The late German-American physicist Hans Bethe once described himself as "the H-bomb's midwife". He left Nazi Germany in 1933, after which he helped develop the first atomic bomb, won the Nobel Prize in Physics in 1967 for his contribution to the theory of nuclear reactions, advocated tighter controls over nuclear weapons and campaigned vigorously for the peaceful use of nuclear energy.
Born produced a theory of collision phenomena in which electrons certainly are particles but then the... this had to be reconciled with wave mechanics, and he produced a complete theory of collisions and at the same time he introduced the important concept of the probability interpretation of the Schrödinger wave function; the absolute square of the wave function gives you the probability of finding the electron at a certain point or with a certain momentum.
And you studied that paper as...
I studied that paper very carefully as it came out.
And there is a second paper which appears in the Göttingen Nachrichten which you then also study.
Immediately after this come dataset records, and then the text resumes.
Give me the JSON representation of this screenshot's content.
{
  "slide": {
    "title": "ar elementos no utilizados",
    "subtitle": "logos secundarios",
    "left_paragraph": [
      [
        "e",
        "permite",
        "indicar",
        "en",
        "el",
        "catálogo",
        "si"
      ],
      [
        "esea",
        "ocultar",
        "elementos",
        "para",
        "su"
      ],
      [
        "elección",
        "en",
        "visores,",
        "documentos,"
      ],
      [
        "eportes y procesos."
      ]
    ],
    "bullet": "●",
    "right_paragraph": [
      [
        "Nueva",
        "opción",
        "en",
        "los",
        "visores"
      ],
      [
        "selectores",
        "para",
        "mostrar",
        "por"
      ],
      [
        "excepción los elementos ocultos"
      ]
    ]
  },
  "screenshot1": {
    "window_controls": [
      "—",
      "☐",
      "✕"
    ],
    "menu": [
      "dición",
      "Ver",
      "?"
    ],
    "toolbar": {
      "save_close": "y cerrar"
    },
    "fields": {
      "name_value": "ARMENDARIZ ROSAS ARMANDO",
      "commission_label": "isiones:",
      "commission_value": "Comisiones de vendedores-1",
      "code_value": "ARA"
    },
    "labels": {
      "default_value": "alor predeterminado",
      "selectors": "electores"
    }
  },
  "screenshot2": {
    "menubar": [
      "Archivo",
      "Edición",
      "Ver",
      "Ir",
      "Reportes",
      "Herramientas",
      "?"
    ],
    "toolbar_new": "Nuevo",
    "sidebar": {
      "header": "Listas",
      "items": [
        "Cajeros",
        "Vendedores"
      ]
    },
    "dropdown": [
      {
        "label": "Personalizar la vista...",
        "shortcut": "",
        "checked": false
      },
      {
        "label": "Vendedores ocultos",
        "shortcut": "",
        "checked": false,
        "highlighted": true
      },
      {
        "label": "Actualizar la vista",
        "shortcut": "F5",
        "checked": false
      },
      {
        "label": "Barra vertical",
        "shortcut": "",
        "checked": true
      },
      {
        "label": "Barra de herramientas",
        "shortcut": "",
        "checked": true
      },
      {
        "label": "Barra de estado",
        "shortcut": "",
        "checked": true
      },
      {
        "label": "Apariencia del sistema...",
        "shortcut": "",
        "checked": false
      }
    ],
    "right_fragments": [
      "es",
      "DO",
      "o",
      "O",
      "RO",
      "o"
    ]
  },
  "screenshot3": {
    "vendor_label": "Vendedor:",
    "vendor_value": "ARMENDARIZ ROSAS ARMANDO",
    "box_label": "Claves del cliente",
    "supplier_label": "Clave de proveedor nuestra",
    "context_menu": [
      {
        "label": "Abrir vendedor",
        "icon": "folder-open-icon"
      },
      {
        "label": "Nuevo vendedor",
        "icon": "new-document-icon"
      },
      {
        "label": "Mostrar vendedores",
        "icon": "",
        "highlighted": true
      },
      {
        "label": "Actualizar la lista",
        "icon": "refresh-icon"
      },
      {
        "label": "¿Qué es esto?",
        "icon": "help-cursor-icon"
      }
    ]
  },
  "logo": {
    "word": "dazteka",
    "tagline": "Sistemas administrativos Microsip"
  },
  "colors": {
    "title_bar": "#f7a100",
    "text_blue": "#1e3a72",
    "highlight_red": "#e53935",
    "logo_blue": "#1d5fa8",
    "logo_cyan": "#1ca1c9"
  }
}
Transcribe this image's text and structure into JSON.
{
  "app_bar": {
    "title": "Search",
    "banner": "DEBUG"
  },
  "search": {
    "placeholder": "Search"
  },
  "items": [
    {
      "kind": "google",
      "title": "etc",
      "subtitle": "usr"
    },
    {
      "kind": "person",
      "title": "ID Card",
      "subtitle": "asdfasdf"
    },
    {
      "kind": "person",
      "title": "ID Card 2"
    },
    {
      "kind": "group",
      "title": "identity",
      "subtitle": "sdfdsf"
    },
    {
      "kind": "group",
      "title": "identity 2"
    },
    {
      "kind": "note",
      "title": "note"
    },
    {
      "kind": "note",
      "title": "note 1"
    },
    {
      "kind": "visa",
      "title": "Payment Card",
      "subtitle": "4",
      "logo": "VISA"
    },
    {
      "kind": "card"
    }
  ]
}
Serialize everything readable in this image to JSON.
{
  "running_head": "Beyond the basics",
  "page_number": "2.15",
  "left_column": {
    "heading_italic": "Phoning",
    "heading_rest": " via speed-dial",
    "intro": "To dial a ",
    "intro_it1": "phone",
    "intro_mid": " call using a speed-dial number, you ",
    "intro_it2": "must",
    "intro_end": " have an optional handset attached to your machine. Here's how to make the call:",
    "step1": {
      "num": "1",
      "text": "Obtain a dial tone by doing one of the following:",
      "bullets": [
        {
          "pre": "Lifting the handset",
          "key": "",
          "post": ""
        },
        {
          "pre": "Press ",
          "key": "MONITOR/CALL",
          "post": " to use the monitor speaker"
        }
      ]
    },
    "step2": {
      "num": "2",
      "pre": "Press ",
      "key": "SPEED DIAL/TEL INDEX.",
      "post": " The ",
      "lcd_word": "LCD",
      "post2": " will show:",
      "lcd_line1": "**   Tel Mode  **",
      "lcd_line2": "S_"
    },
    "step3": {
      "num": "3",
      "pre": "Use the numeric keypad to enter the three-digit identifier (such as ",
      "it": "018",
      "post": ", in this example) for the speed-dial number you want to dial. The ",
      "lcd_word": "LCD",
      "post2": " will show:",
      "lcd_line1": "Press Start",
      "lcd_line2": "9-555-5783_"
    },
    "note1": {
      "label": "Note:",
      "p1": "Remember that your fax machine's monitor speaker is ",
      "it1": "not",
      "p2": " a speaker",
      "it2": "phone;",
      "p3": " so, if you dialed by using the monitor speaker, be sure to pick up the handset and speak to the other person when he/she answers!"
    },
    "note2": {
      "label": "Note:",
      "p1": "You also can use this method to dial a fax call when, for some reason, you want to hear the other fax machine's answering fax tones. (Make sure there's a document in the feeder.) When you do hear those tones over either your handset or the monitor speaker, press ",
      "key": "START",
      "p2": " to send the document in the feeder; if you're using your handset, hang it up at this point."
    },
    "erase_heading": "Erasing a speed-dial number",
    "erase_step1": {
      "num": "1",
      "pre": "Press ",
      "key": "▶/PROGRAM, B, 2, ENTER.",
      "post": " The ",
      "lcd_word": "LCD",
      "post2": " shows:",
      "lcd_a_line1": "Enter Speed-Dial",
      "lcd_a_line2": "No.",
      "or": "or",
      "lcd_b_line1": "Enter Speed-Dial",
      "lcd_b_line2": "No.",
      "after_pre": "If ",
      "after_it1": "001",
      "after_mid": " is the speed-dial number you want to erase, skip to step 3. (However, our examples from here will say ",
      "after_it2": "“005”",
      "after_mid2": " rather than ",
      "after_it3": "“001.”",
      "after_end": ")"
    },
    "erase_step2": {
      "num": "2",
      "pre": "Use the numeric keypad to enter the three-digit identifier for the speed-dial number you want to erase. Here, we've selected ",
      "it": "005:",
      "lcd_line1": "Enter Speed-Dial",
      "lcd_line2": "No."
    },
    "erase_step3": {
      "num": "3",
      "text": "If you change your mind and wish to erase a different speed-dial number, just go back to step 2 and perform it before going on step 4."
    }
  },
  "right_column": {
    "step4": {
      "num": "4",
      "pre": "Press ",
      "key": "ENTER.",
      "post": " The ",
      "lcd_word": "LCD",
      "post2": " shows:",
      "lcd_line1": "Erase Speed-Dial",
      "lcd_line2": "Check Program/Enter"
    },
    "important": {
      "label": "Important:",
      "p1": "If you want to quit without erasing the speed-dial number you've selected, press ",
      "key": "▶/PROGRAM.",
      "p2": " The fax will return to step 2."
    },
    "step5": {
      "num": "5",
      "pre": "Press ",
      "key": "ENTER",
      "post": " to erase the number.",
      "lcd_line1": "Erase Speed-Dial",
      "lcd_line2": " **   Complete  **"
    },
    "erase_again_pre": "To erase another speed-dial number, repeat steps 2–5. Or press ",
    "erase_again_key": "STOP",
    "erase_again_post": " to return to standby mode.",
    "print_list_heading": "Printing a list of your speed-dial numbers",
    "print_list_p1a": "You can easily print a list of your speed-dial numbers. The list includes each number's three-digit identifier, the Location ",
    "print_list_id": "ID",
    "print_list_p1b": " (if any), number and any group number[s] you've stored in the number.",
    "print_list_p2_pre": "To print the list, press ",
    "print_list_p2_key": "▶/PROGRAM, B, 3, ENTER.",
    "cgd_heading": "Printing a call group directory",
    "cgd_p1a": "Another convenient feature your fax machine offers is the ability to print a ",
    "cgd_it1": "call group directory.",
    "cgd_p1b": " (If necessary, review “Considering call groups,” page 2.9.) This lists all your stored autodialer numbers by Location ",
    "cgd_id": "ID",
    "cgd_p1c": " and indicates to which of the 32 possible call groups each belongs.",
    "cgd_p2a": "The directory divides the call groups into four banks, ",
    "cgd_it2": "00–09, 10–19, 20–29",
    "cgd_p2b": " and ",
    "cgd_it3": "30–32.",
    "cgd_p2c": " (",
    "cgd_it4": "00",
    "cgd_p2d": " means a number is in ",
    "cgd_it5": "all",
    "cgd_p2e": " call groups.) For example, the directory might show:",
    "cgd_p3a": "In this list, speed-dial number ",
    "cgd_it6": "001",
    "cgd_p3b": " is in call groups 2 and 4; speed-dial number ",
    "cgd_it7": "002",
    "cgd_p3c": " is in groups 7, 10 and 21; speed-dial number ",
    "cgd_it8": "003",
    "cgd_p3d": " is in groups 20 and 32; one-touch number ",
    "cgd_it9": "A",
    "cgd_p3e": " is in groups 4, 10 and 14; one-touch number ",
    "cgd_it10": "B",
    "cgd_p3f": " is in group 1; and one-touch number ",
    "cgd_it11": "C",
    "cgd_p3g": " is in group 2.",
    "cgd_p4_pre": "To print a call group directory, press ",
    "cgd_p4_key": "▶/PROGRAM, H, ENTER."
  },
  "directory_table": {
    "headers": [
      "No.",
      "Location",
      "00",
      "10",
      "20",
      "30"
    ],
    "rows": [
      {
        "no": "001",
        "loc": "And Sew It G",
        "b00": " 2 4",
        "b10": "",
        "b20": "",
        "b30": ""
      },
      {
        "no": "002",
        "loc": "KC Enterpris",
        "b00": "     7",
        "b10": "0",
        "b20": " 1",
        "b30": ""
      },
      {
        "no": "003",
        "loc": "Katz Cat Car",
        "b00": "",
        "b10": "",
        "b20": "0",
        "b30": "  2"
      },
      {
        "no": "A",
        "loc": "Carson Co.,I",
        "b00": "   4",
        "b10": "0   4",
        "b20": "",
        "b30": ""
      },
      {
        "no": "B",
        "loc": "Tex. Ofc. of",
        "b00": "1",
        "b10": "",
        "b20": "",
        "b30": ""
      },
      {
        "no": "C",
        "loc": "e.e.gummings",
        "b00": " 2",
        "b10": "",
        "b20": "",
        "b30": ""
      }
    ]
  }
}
In the second paper he applied the theory to the elastic and inelastic scattering of electrons by hydrogen atoms, and that became the basis of one of my papers, in fact one I consider to be quite an important paper, which I used for [my] Habilitation. In Germany, after taking a Doctor's degree, you are still not entitled to teach at the university; you had to take a second exam and especially you had to submit a more advanced paper for Habilitation. I did that in 1930 after having taken my Doctor's degree in 1928.
Title: Max Born's papers on the theory of collision phenomena
Silvan Sam Schweber is the Koret Professor of the History of Ideas and Professor of Physics at Brandeis University, and a Faculty Associate in the Department of the History of Science at Harvard University. He is the author of a history of the development of quantum electro mechanics, "QED and the men who made it", and has recently completed a biography of Hans Bethe and the history of nuclear weapons development, "In the Shadow of the Bomb: Oppenheimer, Bethe, and the Moral Responsibility of the Scientist" (Princeton University Press, 2000).
Göttingen Nachrichten, Habilitation, Max Born